Alles über die Zielgruppe wissen. Ihre Motivation und ihren Antrieb kennen. Eines der entscheidenden Kriterien für nutzenbringende Kreativität. In der aktuellen PR Week beschreibt Brad Buyce den feinen Unterschied und er liefert auch gleich eine schöne Kreativitätstechnik mit:
The endless well of creative inspiration
“We're looking for big ideas.” I would guess I've heard that phrase from clients and colleagues 1,500 times over the last 20 years.When any of us hear it, our minds scold us to buckle down, think harder, hold all calls, and book brainstorms at once. We re-read the client brief, sample the product/service and think, think, think. However, the more we try to force big ideas, the farther we seem from a breakthrough.
There's an endless well of inspiration that will drive astounding creative, and it's accessible to all of us. Consumer insight will infuse new energy, free new ideas, and improve the rate of sell-in with clients and prospects alike. It's not a restrictor; it's a turbo boost for “big ideas.”

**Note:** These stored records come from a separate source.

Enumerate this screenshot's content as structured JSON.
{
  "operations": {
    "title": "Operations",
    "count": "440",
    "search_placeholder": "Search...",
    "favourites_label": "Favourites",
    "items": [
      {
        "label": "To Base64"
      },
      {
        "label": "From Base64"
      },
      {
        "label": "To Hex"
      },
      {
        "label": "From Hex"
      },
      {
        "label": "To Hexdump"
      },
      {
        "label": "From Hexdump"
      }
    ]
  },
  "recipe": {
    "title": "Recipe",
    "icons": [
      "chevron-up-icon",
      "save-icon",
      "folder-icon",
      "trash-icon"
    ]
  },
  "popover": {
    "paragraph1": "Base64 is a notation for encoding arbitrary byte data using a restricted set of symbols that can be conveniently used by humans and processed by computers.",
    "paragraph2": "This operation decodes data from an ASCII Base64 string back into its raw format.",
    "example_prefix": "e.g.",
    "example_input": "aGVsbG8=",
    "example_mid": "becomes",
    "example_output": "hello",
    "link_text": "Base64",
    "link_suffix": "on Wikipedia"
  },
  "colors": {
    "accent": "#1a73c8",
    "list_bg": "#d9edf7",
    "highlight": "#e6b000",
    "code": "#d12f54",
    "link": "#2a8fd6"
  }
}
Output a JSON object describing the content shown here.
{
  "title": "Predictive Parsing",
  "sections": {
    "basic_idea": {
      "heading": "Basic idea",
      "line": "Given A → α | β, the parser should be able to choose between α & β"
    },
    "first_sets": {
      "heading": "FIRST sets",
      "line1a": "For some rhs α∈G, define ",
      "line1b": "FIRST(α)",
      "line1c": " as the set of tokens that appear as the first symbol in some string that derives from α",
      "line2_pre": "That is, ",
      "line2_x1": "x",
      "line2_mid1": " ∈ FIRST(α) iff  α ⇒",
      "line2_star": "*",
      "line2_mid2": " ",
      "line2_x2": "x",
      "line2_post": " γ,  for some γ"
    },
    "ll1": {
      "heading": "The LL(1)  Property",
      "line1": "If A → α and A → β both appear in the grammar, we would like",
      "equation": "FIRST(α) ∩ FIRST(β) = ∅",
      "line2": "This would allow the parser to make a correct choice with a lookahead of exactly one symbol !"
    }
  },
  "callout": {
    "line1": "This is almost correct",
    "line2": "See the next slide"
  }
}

Here's a quick test to prove that consumer insights free your creativity. First, try to come up with as many PR ideas in one minute for the following challenge: an automobile manufacturer is trying to sell minivans to consumers in their 20s.
Then do it again, but now you've discovered that the target's top priority is someday being a good parent; 20-somethings are surprisingly grounded about the ideal of family and optimistic that they will lead better lives than their parents.
This second version should be much easier to ideate, since you know more about the target's desires. It becomes less about the equipment or the price and more about human truths that drive them. And when you need a big idea, don't beat yourself up – get human.
Ad agencies use highly trained account planners to champion the mindset and needs of the consumer target and the things that move them. They draw intriguing consumer insights from seemingly unrelated data points, observational research, focus groups, or their own life experiences.
If you don't have the means to hire an account planner to help you uncover some insights, then I recommend using the “Five Whys,” a technique outlined in a book from Kellogg School of Management professor Andrew Razeghi. Start with the problem statement in terms of the target's challenges and then ask yourself “Why?” As you continue to answer the question each time, you peel back the onion until you at least have a rough consumer insight to research or test. It's not ironclad, but it's a first step and a great way to practice using your intuition.
A 20-year agency veteran, Brad Buyce is EVP of client strategy for Coyne PR.